*** INFORMATION SUPPLIED ***
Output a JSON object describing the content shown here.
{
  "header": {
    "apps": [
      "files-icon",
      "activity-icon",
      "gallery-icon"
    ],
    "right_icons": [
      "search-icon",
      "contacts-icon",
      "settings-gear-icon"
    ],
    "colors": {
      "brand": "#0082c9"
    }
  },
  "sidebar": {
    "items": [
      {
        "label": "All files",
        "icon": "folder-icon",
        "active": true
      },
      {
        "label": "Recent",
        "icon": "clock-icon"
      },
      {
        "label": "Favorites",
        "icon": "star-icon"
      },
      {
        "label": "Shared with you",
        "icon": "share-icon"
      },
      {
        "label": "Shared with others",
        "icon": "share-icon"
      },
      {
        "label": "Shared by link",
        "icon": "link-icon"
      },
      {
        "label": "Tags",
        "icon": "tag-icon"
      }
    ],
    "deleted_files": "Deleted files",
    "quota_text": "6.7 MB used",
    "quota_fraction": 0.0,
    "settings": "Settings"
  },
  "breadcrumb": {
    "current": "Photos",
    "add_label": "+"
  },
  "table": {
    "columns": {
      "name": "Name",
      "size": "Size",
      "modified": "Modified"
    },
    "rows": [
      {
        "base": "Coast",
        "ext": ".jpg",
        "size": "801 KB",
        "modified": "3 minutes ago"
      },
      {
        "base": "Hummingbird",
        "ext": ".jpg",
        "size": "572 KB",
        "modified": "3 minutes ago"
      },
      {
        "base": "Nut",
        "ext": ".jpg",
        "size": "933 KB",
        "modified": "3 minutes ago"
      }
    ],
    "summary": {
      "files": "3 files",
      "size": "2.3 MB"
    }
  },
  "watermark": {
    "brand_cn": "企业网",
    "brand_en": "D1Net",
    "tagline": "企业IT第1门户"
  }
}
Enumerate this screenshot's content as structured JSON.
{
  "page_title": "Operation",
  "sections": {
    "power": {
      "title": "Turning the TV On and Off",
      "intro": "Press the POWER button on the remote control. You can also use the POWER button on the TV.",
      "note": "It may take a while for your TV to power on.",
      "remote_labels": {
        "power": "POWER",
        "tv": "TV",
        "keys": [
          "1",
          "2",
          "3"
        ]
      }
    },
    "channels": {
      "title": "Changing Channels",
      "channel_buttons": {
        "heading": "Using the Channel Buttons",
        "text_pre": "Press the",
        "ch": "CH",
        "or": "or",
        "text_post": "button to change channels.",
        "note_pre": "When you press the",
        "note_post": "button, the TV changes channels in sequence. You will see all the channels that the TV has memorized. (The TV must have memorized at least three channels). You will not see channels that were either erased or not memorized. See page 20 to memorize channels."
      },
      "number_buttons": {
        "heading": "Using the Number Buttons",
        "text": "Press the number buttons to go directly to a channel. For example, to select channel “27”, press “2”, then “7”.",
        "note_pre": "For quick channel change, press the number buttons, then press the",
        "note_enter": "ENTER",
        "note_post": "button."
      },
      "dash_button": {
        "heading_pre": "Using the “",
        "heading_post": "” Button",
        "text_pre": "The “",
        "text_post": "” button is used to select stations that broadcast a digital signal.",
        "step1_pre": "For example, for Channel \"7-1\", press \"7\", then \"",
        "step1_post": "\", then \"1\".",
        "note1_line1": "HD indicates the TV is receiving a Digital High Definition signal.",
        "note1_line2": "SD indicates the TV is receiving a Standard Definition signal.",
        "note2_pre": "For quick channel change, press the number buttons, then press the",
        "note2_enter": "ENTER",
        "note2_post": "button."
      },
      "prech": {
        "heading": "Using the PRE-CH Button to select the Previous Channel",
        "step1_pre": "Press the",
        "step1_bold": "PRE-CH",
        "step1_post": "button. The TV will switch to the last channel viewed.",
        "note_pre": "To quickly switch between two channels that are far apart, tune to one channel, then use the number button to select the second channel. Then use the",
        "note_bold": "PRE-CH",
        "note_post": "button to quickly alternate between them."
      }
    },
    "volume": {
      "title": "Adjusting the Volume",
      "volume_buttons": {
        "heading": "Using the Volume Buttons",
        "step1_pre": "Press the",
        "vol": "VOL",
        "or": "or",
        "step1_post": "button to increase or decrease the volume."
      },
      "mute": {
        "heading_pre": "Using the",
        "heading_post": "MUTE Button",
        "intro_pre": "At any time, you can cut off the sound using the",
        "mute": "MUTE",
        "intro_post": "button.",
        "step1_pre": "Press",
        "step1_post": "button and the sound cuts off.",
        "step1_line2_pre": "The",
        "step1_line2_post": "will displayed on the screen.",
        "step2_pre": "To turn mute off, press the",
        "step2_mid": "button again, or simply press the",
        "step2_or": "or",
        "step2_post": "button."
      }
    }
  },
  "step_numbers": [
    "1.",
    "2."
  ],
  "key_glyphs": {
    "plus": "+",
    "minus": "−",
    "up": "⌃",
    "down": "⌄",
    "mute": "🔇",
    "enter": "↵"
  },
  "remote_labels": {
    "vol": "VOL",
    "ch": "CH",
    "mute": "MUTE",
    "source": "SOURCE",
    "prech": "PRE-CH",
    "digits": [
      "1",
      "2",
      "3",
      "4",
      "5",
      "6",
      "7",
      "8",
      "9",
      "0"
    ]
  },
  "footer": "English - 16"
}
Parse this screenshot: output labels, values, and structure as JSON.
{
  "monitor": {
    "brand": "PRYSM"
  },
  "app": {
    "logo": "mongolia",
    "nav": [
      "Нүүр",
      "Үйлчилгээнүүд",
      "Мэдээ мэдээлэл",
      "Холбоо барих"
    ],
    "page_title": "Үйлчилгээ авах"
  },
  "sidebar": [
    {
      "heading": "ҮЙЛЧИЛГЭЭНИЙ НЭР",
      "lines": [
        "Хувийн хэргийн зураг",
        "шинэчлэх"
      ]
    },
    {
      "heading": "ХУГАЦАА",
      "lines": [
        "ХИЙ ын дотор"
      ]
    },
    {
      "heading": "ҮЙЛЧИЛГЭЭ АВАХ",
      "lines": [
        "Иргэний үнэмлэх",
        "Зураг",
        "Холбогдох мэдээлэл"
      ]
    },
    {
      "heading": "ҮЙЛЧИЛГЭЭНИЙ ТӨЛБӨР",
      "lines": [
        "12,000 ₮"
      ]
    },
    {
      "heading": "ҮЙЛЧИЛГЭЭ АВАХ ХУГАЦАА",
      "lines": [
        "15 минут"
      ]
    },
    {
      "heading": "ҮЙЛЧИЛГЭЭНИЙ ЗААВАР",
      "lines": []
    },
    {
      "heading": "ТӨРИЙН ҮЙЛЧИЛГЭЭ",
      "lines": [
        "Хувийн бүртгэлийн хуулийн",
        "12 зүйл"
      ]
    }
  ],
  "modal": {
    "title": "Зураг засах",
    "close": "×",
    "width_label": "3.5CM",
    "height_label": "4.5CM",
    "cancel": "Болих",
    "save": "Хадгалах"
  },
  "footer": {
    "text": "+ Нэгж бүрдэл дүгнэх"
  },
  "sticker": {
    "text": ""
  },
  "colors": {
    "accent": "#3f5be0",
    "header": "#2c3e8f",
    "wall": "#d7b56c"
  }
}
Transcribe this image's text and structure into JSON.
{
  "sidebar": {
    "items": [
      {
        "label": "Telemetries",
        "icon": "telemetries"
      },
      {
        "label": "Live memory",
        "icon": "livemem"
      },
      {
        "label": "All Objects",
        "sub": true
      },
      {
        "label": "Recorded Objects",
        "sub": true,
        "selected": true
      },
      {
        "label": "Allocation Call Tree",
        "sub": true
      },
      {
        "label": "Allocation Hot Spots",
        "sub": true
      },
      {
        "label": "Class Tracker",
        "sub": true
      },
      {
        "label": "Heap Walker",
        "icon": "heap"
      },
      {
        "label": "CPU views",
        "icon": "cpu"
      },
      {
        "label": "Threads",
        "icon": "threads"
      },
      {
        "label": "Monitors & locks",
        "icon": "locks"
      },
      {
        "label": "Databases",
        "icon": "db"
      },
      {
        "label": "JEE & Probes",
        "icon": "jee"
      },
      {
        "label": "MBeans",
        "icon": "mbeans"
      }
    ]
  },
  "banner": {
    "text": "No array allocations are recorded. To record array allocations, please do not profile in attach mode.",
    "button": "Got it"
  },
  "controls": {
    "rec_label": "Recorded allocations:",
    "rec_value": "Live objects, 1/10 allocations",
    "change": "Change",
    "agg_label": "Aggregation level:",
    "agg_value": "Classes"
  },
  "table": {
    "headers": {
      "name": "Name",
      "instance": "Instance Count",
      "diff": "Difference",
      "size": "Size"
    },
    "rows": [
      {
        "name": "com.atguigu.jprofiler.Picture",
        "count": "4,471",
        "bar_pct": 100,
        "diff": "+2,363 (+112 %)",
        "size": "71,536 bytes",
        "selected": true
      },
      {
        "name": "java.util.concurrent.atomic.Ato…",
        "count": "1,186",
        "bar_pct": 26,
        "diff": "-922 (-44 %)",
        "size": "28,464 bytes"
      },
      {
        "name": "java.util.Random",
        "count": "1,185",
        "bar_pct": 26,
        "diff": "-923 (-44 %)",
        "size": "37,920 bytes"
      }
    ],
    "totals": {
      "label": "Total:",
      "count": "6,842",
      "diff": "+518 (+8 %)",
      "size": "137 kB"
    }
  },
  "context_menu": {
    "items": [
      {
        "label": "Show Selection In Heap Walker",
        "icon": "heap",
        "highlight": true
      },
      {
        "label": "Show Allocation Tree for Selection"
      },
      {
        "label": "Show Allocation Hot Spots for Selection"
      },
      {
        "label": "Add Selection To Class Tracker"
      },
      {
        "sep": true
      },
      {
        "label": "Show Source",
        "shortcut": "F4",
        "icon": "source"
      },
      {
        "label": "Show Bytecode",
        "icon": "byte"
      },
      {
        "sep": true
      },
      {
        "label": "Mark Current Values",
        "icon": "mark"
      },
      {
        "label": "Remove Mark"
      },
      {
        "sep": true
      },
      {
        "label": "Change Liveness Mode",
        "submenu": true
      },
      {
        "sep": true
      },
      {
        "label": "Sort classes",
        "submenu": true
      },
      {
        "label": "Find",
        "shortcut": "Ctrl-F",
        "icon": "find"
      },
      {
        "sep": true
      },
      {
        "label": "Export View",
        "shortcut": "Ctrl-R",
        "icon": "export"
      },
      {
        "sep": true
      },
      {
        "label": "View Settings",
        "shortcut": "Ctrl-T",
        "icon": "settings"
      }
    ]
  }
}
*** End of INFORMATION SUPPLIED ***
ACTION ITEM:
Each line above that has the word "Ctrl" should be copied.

TASK RESPONSE:
        "shortcut": "Ctrl-F",
        "shortcut": "Ctrl-R",
        "shortcut": "Ctrl-T",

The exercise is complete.